Garden to Table: Eggplant
Eggplant is a solanaceous crop, related to tomatoes, peppers and potatoes, that grow during summer. But in our warm Southern soils, the eggplant season typically spans from the end of the spring season up until the first winter frosts in early November.
Eggplant also might be the single hardiest plant we have come across — perfect in most U.S. climates. Farmers grow crops for varying qualities, including ease of growing, beauty, variety, display and customer demand. Eggplant fills all of these multiple characteristics with their bountiful harvests, hot-weather hardiness and varying scope of shapes, colors and sizes. The only real downside: a lack of high customer interest.
Luckily for us, not everyone is eggplant-shy. There are plenty of eggplant enthusiasts in our CSA subscription group and at market who get really creative with this spongy fruit. Some folks make mountains of ratatouille, others like to heap them on the grill. Or how about a fantastic Madras Pickled Relish from The Complete Book of Small Batch Preserving by Ellie Topp and Margaret Howard?
This year we planted our eggplant crop in a manner called conservation tillage, which allows us to give some of our fields a break from turning over the soil every couple of years in our crop rotation. We basically sow winter rye grasses the previous fall and roll them flat in early spring. Then we use post-hole diggers to make holes in the mulched mat of grass for our eggplant seedlings. And voila! We have planted our crop without disturbing the soil, and have also left lots of delicious, rotting roots from the folded grass for our soil microbes to eat up. Not all crops do well in this system, but eggplant has performed well every year so far.—Joe and Judith

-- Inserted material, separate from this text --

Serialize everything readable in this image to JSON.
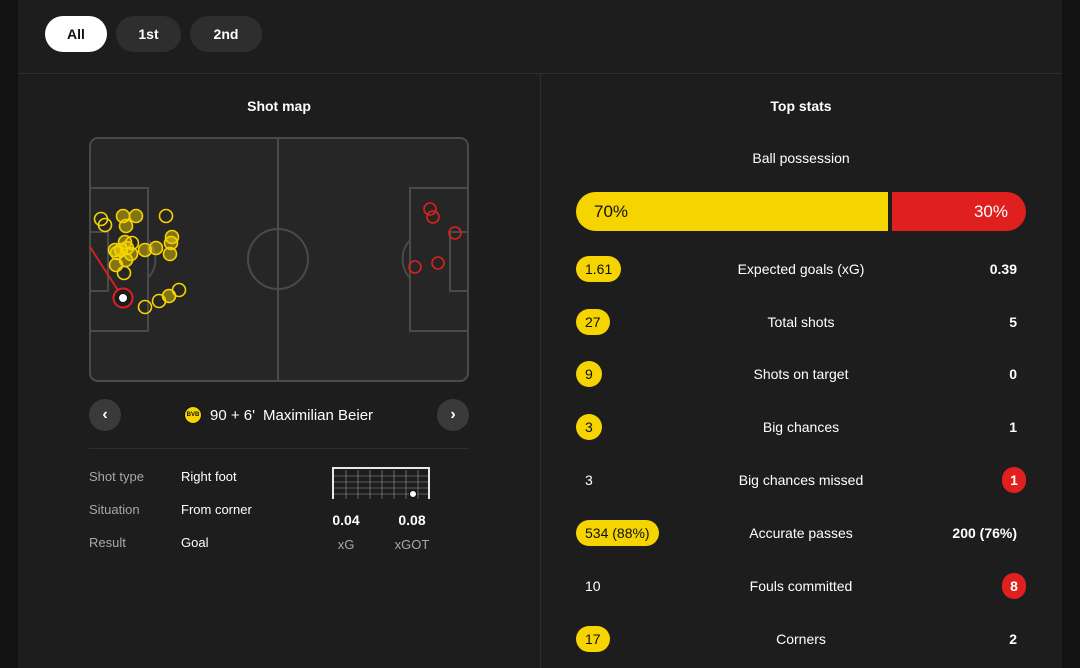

We have streamlined our production to just grow one globe type, Nadia, and one long eggplant variety, Ping Tung Long. In years past, we have grown a tremendous diversity of eggplants including Rosita, Rosa Bianca, Prosperosa, Listada De Gandia, and Louisiana Long Green. For a fun, small-fruited variety that keeps on producing, try Fairytale from Johnny’s Selected Seeds.
What I’m Wearing
Whether the exterior is black, purple or green, globed varieties of eggplant deliver fluffy, creamy textures when cooked up. Their long purple or green counterparts tend to hold up well to high cooking, but retain a sinewy quality that delivers a tasty chew.
Eggplant could easily be described as light on the tongue and moderately sweet, but it lends itself best as a starchy supporting cast for savory, herbal or fat-infused recipes. We always tell our customers that eggplant is really all about texture.
How to Grow
- Start with young plants, or grow them from seeds in cells, in a warm, well-lit environment. We usually keep potting up our eggplant seedlings until their roots fill 4” pots. These larger transplants tend to outgrow the damage caused by leaf-chewing flea beetles.
- Due to their big size, we plant globed eggplant 18” apart, but only 12” apart for the long varieties, which tend to be less bushy. Make sure to give 3-4’ between rows for ease of harvest.
- Don’t put young plants in the ground until your last frost date has passed. If the flea beetle is a big problem, cover young plants with a woven fabric that lets through at least 90 percent of the light. Make sure to remove covers when you see the first blooms.
- Mulch them heavily right away. Some trellising support provides more harvestable fruit.
- No need to pick your plants too heavily. We pick our plants once a week, allowing the fruit to grow to full-size before harvest. However, make sure to pick them before the color dulls or grays, and the fruit becomes too tough.
- The biggest advice we can give is to not over-plant. Eggplant produces very well and over a long period.
Eggplant is the main attraction of the vegetable world: able to carry a meal on its own, say our foodie friends over at FD Dish. So instead of kicking it to the sidelines, make it the centerpiece of a healthy summertime meal. A fresher take on the classic eggplant parm, Giada De Laurentiis serves up a novel Eggplant Timbale bursting with the heady flavors of smoked mozzarella and Marsala wine. We’re also big fans of the medley of balanced ingredients in Giada’s Grilled Eggplant and Goat Cheese Salad, made with Japanese eggplant and toasted pine nuts. Feeling more Asian than Italian tonight? The try Food Network Magazine‘s Stir-Fried Eggplant, with just a touch of flavoring to play up the innate silky deliciousness of the versatile veg. The possibilities are endless when it comes to the Big E. Find even more eggplant recipes on FN Dish.
In this Garden to Table feature, farmer-bloggers Judith Winfrey and Joe Reynolds offer their tips for sowing, growing and harvesting. And then we kick it over to FN Dish for some delicious recipes using this seasonal produce.